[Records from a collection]

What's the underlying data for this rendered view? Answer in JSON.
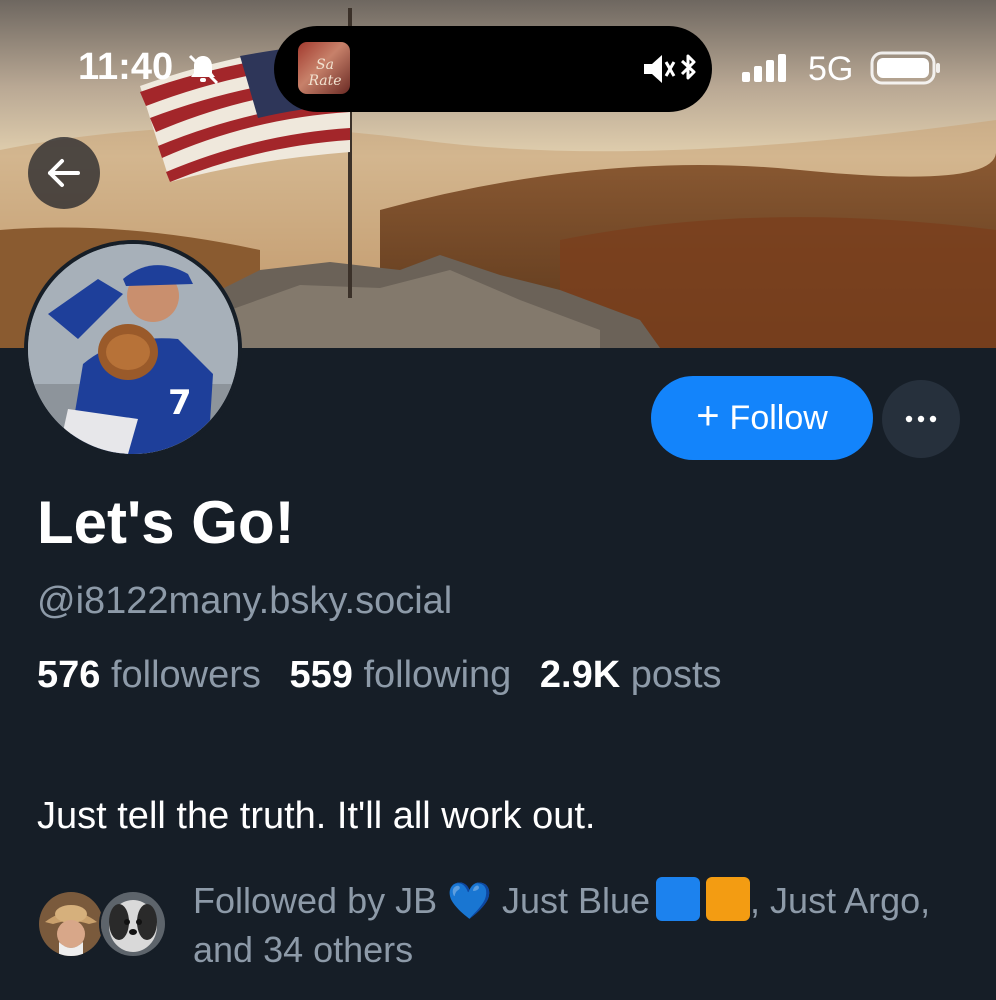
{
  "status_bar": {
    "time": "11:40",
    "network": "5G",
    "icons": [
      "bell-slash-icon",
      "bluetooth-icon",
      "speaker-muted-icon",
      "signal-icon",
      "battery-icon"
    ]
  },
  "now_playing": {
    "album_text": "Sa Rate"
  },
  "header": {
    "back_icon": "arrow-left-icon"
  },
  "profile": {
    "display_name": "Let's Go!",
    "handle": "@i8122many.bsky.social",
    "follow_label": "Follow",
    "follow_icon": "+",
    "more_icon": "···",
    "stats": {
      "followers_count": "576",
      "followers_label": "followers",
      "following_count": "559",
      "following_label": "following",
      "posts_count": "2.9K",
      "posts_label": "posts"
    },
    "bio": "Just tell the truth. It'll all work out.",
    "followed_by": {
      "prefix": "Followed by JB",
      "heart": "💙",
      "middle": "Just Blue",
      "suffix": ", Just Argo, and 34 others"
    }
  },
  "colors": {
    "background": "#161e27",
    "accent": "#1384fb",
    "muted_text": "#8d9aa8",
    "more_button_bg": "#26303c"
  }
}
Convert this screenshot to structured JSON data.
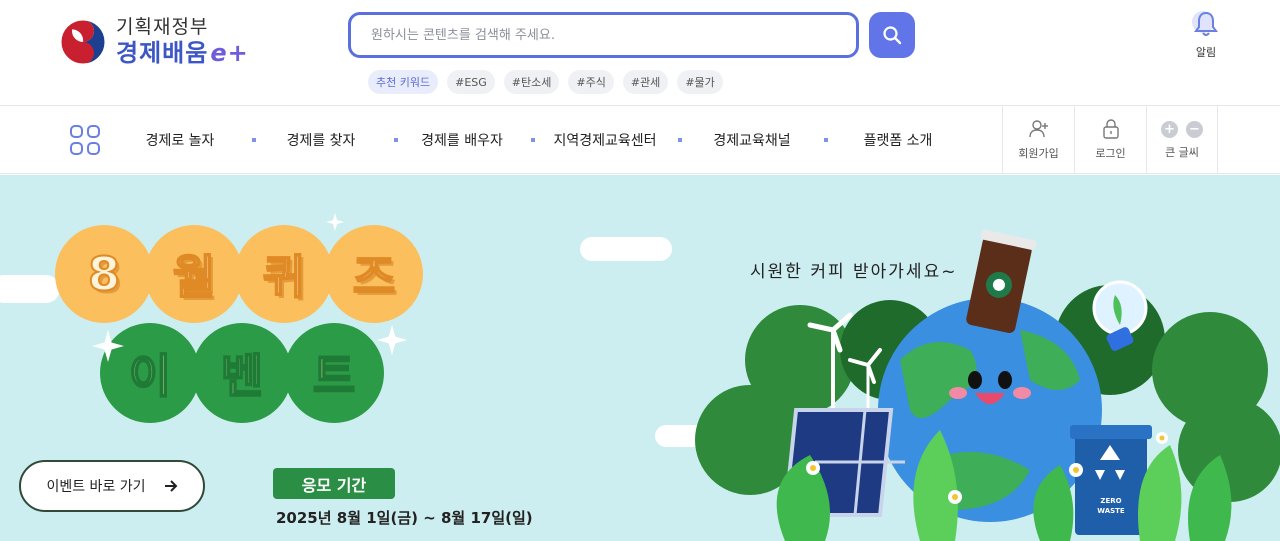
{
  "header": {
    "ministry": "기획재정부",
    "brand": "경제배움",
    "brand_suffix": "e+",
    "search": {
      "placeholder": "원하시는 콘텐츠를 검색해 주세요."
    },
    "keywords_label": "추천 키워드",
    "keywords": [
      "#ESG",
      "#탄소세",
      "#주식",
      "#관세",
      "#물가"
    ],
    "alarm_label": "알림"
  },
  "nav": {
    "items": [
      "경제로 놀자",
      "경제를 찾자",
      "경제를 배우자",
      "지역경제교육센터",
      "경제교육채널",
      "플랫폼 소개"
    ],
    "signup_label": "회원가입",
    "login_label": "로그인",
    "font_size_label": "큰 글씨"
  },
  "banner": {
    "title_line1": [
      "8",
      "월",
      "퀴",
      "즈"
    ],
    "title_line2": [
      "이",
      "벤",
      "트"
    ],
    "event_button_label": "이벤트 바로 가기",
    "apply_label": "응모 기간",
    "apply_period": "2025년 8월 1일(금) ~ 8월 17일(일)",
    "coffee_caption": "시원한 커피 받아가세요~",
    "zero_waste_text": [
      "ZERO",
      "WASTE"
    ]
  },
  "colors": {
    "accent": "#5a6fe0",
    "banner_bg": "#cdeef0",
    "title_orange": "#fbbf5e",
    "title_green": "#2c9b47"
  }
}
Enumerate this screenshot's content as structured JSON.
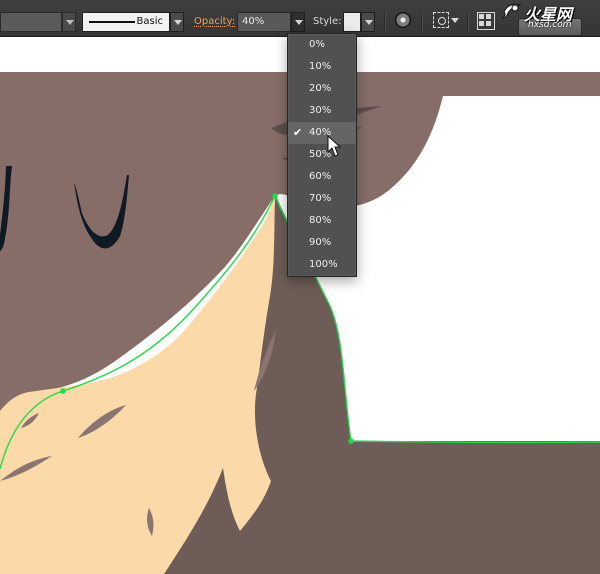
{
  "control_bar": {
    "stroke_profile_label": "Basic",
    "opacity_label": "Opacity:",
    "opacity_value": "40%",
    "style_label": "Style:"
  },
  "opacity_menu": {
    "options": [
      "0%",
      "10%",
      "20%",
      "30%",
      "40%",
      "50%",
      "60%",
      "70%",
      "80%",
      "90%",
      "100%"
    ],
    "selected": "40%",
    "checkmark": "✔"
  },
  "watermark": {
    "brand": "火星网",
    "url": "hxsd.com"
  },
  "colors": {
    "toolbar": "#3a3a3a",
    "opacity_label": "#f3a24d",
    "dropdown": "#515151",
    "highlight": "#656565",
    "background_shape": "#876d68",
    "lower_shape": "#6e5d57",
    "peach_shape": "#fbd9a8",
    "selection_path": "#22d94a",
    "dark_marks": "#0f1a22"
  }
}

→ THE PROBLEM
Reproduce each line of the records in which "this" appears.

→ EXERCISE ANSWER
What's the underlying data for this rendered view? Answer in JSON.
Convert this screenshot to structured JSON data.
Enumerate this screenshot's content as structured JSON.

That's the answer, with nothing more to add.